Dignitaries from around the world will gather in South Africa today to bid a final farewell to Nelson Mandela at his state funeral.
The Prince of Wales will join some 4,000 people expected to attend the service for South Africa's first black president, along with Mr Mandela's family members, African leaders and several heads of state.
It marks the end of a week of m emorial events for the anti-apartheid hero which have attracted thousands of South Africans and world leaders.
Charles is expected to arrive with the British High Commissioner Judith Macgregor at the service in Qunu, the remote village where the Mr Mandela grew up.
Prominent US civil rights activist Reverend Jessie Jackson is also thought to be attending.
The Prince is representing the Queen after Buckingham Palace confirmed that the 87-year-old monarch would not make the journey to South Africa for the ceremonies to mark Mr Mandela's death.
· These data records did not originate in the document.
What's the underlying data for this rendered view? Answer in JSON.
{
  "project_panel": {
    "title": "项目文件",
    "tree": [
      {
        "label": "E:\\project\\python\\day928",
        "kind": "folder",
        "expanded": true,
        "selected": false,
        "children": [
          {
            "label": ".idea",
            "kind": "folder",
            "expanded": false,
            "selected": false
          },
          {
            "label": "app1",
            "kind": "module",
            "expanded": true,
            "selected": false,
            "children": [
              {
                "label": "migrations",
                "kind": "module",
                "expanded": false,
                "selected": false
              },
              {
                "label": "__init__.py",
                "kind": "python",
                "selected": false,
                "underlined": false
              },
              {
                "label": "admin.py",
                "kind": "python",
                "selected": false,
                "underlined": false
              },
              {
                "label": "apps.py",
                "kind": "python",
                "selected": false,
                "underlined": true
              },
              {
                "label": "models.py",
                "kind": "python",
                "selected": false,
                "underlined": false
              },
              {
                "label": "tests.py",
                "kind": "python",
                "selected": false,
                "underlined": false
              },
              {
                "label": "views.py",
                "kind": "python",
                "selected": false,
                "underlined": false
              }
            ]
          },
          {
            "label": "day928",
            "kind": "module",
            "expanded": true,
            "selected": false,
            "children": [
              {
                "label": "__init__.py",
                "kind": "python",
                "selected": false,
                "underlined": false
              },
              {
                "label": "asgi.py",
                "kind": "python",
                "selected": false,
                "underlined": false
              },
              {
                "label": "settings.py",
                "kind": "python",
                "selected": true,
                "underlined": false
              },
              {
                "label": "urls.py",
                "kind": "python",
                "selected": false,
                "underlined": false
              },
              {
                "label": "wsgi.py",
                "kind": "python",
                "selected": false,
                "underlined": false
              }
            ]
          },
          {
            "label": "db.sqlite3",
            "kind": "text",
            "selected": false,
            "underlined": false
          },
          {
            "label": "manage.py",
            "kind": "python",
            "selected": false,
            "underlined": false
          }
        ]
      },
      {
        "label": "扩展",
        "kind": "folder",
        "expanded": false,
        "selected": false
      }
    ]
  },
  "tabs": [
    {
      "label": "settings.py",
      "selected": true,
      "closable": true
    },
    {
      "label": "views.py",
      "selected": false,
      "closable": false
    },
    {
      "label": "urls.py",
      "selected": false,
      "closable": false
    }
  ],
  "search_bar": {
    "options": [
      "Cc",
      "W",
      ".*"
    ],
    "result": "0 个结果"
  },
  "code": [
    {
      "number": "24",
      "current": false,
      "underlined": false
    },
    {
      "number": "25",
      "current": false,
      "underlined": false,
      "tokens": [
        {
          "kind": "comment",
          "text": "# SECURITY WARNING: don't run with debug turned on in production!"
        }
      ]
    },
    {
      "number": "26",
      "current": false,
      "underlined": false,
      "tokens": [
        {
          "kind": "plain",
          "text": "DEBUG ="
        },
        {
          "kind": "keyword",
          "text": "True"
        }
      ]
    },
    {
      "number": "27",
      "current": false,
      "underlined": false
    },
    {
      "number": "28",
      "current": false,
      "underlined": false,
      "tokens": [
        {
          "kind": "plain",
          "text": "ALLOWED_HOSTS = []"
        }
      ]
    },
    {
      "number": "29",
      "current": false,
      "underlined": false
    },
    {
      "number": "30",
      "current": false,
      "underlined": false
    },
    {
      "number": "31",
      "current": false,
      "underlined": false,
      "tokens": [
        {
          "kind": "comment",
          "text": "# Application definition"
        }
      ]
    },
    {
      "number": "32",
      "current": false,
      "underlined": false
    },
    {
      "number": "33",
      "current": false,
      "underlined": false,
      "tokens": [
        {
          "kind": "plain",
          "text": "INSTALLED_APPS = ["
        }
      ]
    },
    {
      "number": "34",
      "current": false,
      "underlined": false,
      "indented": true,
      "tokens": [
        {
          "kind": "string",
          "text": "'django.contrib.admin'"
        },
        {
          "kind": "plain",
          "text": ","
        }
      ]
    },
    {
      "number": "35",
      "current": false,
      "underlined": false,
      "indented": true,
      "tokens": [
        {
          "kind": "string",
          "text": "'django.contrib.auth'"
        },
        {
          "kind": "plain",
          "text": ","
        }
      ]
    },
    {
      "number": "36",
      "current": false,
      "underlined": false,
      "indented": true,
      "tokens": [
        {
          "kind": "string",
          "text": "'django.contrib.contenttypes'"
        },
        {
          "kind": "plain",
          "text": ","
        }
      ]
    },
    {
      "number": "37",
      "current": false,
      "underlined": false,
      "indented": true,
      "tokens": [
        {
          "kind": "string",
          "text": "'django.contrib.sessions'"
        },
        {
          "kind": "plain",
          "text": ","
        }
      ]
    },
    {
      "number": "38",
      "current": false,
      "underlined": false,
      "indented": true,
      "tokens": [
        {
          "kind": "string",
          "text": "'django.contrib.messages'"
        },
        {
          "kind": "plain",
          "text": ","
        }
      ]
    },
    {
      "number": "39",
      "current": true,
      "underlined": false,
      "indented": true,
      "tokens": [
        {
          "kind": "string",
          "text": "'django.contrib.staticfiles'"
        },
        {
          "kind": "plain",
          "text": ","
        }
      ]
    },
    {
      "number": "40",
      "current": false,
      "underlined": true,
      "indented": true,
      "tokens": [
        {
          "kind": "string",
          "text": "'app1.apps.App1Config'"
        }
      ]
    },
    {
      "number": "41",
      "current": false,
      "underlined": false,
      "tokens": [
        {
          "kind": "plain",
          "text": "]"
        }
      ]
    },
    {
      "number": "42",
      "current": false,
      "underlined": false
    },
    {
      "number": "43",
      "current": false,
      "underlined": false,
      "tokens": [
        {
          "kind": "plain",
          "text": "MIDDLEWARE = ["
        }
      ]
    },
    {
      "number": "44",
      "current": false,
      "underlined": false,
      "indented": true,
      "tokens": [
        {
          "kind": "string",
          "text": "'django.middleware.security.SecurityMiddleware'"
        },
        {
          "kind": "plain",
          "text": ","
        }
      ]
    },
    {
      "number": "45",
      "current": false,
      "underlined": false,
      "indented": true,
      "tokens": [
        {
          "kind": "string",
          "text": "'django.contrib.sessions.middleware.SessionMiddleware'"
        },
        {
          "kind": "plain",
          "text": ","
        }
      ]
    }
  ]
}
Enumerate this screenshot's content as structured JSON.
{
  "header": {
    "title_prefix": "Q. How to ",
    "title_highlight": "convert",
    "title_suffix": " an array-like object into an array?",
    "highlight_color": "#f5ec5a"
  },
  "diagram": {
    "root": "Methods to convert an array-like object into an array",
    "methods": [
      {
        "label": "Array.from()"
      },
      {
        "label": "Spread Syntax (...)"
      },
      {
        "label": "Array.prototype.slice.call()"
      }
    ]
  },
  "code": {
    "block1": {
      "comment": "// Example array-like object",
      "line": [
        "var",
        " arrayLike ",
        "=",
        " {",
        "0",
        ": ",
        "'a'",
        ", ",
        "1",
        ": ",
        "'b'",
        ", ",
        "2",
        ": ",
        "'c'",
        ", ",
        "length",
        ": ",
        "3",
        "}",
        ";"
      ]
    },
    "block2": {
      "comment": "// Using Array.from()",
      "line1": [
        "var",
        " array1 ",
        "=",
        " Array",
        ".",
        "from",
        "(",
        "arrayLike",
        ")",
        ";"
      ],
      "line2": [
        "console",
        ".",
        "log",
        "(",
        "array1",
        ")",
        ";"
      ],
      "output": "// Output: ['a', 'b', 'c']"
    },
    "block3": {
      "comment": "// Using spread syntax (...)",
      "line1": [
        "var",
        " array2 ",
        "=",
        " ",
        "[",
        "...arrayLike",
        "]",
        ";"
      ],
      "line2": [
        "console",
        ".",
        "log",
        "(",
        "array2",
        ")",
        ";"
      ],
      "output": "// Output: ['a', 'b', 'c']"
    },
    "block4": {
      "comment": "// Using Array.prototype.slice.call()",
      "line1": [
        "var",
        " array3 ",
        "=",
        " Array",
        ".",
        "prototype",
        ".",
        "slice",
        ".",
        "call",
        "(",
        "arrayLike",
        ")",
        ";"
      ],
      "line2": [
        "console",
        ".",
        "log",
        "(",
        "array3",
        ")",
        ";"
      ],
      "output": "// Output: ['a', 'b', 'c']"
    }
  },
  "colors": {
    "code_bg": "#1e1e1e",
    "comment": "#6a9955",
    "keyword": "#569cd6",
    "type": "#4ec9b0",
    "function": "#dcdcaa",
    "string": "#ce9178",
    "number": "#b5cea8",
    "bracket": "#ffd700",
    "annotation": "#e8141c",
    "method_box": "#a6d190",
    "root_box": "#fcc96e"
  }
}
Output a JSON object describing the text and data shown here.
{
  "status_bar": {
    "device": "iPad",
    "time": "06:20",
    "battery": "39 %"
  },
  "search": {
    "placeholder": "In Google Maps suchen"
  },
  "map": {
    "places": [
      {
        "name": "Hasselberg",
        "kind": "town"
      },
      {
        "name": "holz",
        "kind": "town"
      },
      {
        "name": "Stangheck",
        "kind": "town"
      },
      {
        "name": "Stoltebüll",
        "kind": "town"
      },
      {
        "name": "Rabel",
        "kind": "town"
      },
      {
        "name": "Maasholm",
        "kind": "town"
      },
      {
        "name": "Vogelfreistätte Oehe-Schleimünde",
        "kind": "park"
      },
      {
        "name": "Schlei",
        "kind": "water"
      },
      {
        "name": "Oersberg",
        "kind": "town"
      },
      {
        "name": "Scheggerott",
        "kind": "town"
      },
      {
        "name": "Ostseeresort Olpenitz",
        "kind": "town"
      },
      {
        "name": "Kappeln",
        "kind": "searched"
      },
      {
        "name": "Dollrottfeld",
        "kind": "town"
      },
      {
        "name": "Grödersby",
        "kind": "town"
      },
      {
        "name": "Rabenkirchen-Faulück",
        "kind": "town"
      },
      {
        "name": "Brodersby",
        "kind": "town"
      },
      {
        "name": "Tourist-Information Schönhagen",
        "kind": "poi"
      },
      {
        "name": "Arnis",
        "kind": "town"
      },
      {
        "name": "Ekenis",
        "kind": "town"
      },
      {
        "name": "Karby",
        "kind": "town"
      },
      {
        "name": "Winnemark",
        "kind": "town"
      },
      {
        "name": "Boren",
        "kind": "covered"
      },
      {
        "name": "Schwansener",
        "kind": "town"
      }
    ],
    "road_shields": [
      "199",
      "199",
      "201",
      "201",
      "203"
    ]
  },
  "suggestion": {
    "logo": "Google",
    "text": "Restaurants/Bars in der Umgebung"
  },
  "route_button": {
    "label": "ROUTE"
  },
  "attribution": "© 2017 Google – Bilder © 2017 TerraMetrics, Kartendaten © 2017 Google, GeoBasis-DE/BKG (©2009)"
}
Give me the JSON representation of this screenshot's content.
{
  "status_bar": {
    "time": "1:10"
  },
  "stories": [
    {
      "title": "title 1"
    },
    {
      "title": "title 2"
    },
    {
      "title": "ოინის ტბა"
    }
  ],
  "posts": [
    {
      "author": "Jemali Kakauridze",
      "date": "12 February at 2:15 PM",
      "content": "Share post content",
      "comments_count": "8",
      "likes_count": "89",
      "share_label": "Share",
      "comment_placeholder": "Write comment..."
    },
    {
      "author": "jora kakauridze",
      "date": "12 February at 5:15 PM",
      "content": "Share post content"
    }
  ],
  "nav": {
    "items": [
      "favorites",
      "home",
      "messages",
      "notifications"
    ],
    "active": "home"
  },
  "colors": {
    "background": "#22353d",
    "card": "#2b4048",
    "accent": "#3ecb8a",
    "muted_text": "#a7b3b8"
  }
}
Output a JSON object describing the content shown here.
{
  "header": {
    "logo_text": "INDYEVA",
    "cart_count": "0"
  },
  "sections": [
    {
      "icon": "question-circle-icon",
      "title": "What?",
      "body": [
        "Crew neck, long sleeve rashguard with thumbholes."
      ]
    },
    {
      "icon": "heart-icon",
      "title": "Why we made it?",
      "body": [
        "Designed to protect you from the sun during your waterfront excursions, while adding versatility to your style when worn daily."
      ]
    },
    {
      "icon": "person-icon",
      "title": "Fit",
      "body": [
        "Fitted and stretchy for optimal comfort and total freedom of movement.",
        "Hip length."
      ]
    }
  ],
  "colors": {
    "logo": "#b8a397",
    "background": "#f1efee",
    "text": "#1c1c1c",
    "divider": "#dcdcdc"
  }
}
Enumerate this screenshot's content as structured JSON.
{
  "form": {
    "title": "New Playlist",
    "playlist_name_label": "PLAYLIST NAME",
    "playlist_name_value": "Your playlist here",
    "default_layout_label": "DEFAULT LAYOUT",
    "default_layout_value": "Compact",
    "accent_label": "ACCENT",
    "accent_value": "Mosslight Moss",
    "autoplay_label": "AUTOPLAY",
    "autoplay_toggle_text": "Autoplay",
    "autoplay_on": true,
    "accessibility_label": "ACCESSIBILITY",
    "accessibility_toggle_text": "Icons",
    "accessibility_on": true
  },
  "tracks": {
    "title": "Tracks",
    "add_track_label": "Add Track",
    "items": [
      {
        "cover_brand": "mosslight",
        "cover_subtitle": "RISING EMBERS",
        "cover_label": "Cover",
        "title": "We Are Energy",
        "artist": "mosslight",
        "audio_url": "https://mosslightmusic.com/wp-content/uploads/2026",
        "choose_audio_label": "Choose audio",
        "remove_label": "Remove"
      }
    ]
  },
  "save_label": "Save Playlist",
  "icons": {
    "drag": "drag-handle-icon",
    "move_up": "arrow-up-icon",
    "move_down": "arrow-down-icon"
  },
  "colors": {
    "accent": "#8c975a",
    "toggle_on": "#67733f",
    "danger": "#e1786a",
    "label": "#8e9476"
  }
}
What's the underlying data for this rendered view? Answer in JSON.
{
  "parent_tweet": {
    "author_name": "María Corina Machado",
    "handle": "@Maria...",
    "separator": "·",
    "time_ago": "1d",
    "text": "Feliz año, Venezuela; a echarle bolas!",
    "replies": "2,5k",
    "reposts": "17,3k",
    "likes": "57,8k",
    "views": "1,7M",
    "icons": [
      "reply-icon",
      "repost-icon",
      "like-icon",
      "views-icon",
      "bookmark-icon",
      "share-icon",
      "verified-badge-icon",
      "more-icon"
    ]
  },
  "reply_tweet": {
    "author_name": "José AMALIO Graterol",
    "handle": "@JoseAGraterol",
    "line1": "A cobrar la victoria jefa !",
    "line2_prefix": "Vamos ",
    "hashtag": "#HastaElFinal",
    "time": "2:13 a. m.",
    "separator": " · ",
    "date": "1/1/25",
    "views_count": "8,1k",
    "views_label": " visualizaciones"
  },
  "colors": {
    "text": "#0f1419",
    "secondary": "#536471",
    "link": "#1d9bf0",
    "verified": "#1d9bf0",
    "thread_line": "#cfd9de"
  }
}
After the former statesman's death last week, Charles described Mr Mandela as the "embodiment of courage and reconciliation" and said his passing had left "an immense void" in the lives of everyone who had been affected by his fight for justice and freedom.
The South African and Union flags are being flown at half-mast above 10 Downing Street today to mark the ceremony.
Mr Mandela's body arrived in Qunu in the Eastern Cape region of South Africa yesterday as large numbers of people lined the roads to pay their respects as the cortege passed by.
His coffin, draped in the country's national flag, had earlier been carried from a farewell service in Pretoria and onto a military plane, escorted by two fighter jets.
Preparations for Mr Mandela's funeral have been marred by a public spat between the South African government and retired archbishop Desmond Tutu, one of the most prominent survivors in the long anti-apartheid struggle.
Mr Tutu, a Nobel laureate who has strongly criticised the current government, will attend after earlier saying he would not, despite wanting to pay respects to his long-time friend.
He had said he was not invited - an apparent snub that the South African government vehemently denies.
Mr Tutu, 82, said he had cancelled his plans to fly to the Eastern Cape to attend the funeral after receiving no indication that his name was on the guest list or accreditation list.
However, Mac Maharaj, a spokesman for the South African presidency, said Mr Tutu was on the guest list and he hoped a solution would be found that allowed Mr Tutu to attend.
Later, the retired archbishop's Desmond and Leah Tutu Legacy Foundation posted on social media: "Archbishop Emeritus Desmond Tutu will be travelling to Qunu early tomorrow to attend Tata's funeral."
At least 100,000 people saw Mr Mandela's body lying in state in Pretoria over three days this week, but some had to be turned away.
The 95-year-old former leader, who was imprisoned for 27 years for opposing apartheid before emerging in 1990 to forge a new democratic South Africa, died on December 5.